** Opening Raw data block **
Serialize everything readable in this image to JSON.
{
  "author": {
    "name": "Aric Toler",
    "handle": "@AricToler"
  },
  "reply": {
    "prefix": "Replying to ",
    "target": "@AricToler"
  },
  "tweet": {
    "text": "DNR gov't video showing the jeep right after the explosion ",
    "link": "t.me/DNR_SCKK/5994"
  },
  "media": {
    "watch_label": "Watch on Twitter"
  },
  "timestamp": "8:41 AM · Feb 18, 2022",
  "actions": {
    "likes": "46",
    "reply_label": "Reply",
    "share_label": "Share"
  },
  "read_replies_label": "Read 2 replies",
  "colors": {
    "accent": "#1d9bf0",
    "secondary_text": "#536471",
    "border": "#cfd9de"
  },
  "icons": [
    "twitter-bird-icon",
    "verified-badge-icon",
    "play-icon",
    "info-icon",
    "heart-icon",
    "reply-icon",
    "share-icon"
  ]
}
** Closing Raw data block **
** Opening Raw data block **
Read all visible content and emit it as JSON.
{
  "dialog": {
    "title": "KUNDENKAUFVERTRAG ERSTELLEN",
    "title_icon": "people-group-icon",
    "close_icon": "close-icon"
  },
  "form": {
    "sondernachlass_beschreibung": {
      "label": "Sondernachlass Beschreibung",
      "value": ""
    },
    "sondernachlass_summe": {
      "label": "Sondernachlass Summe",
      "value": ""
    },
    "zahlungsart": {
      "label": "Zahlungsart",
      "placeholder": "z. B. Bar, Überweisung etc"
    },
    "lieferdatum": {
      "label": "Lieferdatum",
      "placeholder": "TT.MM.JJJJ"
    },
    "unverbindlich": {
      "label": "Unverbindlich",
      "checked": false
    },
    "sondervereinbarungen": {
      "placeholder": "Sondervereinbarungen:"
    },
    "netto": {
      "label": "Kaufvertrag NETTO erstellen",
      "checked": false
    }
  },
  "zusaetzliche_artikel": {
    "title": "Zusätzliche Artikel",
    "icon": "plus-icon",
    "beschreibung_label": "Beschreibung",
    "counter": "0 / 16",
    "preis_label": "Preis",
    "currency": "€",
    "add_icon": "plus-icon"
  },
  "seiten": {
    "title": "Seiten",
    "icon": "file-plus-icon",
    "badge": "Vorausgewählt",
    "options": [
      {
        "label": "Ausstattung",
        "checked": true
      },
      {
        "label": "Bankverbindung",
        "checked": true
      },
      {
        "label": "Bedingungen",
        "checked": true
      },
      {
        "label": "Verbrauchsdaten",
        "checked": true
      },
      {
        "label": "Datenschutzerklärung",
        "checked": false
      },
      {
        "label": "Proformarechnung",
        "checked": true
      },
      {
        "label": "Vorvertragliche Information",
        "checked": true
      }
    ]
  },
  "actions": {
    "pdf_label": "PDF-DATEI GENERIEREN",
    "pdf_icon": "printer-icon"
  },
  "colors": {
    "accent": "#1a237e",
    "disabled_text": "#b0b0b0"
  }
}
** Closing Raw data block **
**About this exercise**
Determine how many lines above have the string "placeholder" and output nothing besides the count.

**Written solution**
3